CANBERRA, Australia — Australia has joined a global action group as the federal government prepares a roadmap for environmental change resilience.
Countries have been urged to bring bolder climate action plans to the conference, such as higher emissions’ reduction targets.
During a separate UN meeting, Ley said Australia had this week joined the global Adaptation Action Coalition.
This new coalition will turn international political commitments made through the United Nations Call for Action on Adaptation and Resilience into on-the-ground support for vulnerable communities.
“Many countries worldwide are already experiencing the impacts of climate change, from forest fires in Australia to the recent cyclones in Mozambique. Without action, many more will experience significant disruption and extreme weather, devastating communities and livelihoods,” said the statement of the coalition before its launch.
“As the driest inhabited continent on earth, Australians understand the importance of adapting to harsh climatic conditions,” Ley said.
The global group was launched by the UK and Egypt in January and also involved Bangladesh, Malawi, the Netherlands, Saint Lucia, and the UN.
The group aims for practical adaptation strategies to help vulnerable communities.
“The Adaptation Action Coalition is an opportunity to share and showcase Australia’s adaptation expertise that is helping to protect ecosystems and World Heritage properties from a changing climate,” Ley said.
“This includes our work to protect the Great Barrier Reef through innovative interventions such using naturally warm-adapted corals to enhance the ability of coral reefs to adapt to future conditions.”
Another dozen Australian animals were recently listed as extinct, and the government is still trying to change environmental laws before toughening up national standards.
The announcement comes amid more pressure from the United States for Australia to do more on climate change.
US President Joseph R. Biden’s special envoy for climate John Kerry this week called Australian Prime Minister Scott Morrison to talk about Australia’s ambition.
Morrison has reiterated his aim to achieve net-zero emissions “as soon as possible” and “preferably by 2050” without committing to the target which all states and territories have announced.
“Our economic recovery plan, I should stress, is underpinned by something incredibly important, and that is delivering affordable and reliable energy in a way that positions Australia to be successful in the lower and ultimately net-zero emissions global economy of the future,” Morrison said in February.

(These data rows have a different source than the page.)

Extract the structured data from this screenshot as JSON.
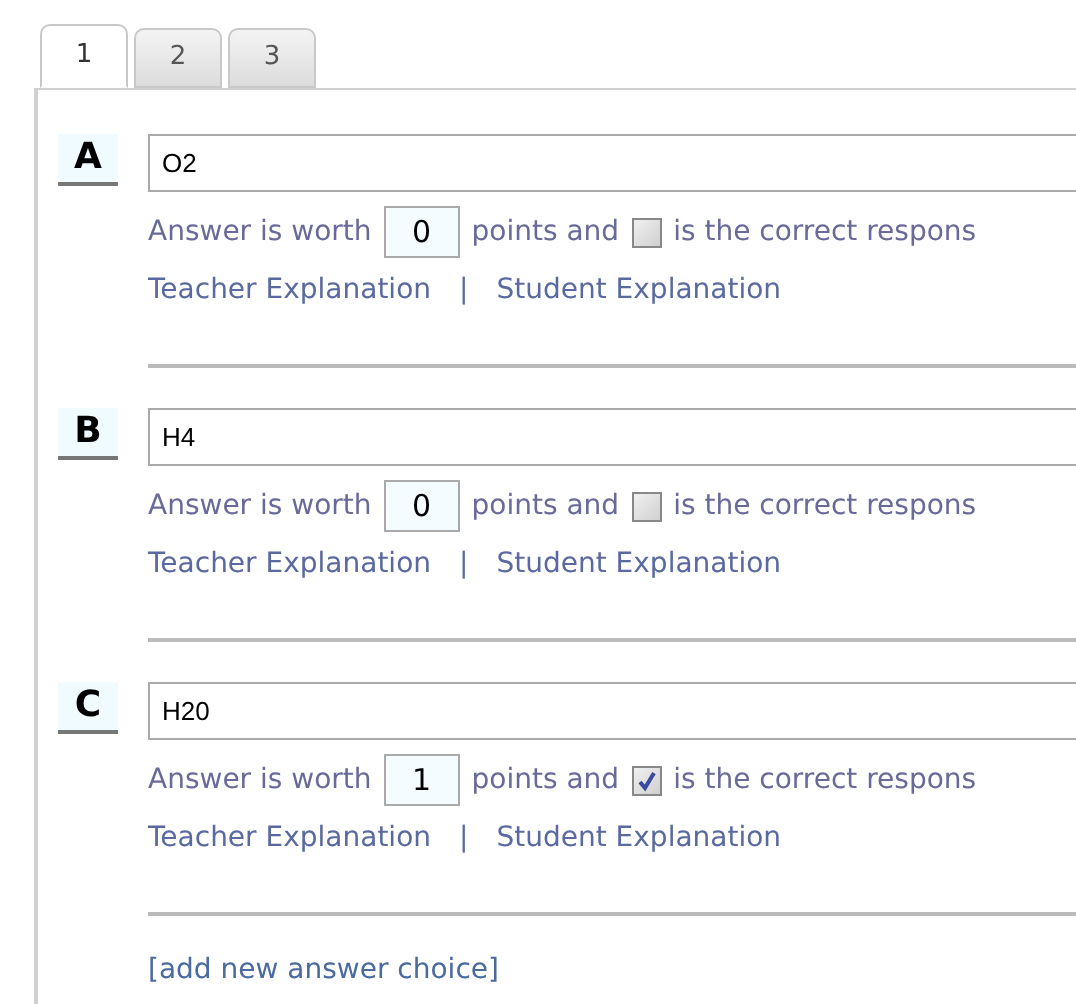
{
  "tabs": [
    {
      "label": "1",
      "selected": true
    },
    {
      "label": "2",
      "selected": false
    },
    {
      "label": "3",
      "selected": false
    }
  ],
  "answers": [
    {
      "letter": "A",
      "value": "O2",
      "worth_label": "Answer is worth",
      "points": "0",
      "points_label": "points and",
      "correct": false,
      "correct_label": "is the correct respons",
      "teacher_link": "Teacher Explanation",
      "separator": "|",
      "student_link": "Student Explanation"
    },
    {
      "letter": "B",
      "value": "H4",
      "worth_label": "Answer is worth",
      "points": "0",
      "points_label": "points and",
      "correct": false,
      "correct_label": "is the correct respons",
      "teacher_link": "Teacher Explanation",
      "separator": "|",
      "student_link": "Student Explanation"
    },
    {
      "letter": "C",
      "value": "H20",
      "worth_label": "Answer is worth",
      "points": "1",
      "points_label": "points and",
      "correct": true,
      "correct_label": "is the correct respons",
      "teacher_link": "Teacher Explanation",
      "separator": "|",
      "student_link": "Student Explanation"
    }
  ],
  "add_link": "[add new answer choice]"
}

“In Australia, my government will not tax our way to net-zero emissions. I will not put that cost on Australians and I will particularly not ask regional Australians to carry that burden. Getting to net-zero, whether here or anywhere else, should be about technology, not taxes and high prices,” he said.
The Morrison government has recently been showing up at more global climate talks and events, saying it wants to work with other countries to develop technologies that can reduce emissions.
“At home and abroad, we are committed to building partnerships that drive adaptation to protect and grow our economies, communities, and the environment, now and in the future,” Ley said.
(Edited by Amrita Das and Ritaban Misra)